A deciduous azalea up to 9 ft high; young shoots and leaf-stalks furnished with soft down mixed with which are numerous gland-tipped hairs. Leaves oval to obovate, 11⁄2 to 31⁄2 in. long, both surfaces downy, especially the lower one; margins bristly. Flowers slightly fragrant, borne in April or May eight to fifteen in a cluster; flower-stalks about 1⁄4 in. long, hairy and glandular. Lobes of calyx downy outside, margined with gland-tipped hairs. Corolla pale to deep yellow or orange, with a cylindrical tube 3⁄4 in. long, downy, glandular and more or less stained with purple or red outside. Stamens five, 2 in. long, downy below the middle; anthers yellowish. Ovary covered with whitish hairs, some of them glandular. Style slightly longer than the stamens, downy near the base. (s. Azalea ss. Luteum)

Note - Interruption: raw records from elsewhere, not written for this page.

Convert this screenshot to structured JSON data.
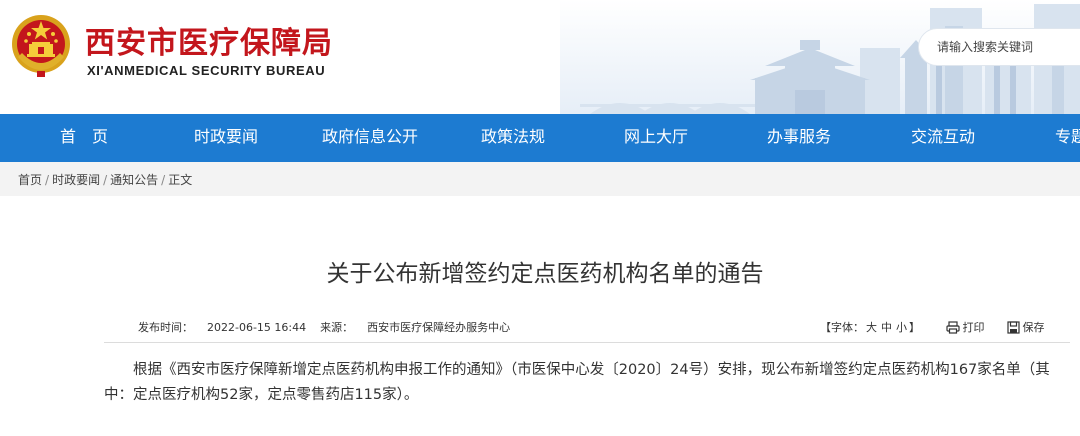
{
  "header": {
    "title": "西安市医疗保障局",
    "subtitle": "XI'ANMEDICAL SECURITY BUREAU",
    "emblem_icon": "national-emblem-icon",
    "search_placeholder": "请输入搜索关键词"
  },
  "nav": {
    "items": [
      {
        "label": "首　页"
      },
      {
        "label": "时政要闻"
      },
      {
        "label": "政府信息公开"
      },
      {
        "label": "政策法规"
      },
      {
        "label": "网上大厅"
      },
      {
        "label": "办事服务"
      },
      {
        "label": "交流互动"
      },
      {
        "label": "专题"
      }
    ]
  },
  "breadcrumb": {
    "items": [
      "首页",
      "时政要闻",
      "通知公告",
      "正文"
    ],
    "separator": "/"
  },
  "article": {
    "title": "关于公布新增签约定点医药机构名单的通告",
    "publish_label": "发布时间：",
    "publish_time": "2022-06-15 16:44",
    "source_label": "来源：",
    "source": "西安市医疗保障经办服务中心",
    "font_size_label": "【字体：",
    "font_large": "大",
    "font_medium": "中",
    "font_small": "小",
    "font_size_close": "】",
    "print_label": "打印",
    "save_label": "保存",
    "body": "根据《西安市医疗保障新增定点医药机构申报工作的通知》（市医保中心发〔2020〕24号）安排，现公布新增签约定点医药机构167家名单（其中：定点医疗机构52家，定点零售药店115家）。"
  },
  "colors": {
    "brand_red": "#c3161c",
    "nav_blue": "#1d7bd1",
    "breadcrumb_bg": "#f3f3f3"
  }
}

Native of the south-eastern USA, from Georgia and N. Florida to S.E. Mississippi; discovered before 1865 by Dr Chapman; introduced to Britain by Sargent in 1916. In general aspect it resembles R. canescens but differs in flower-colour and is more glandular. It has proved quite hardy at Kew despite its southern provenance.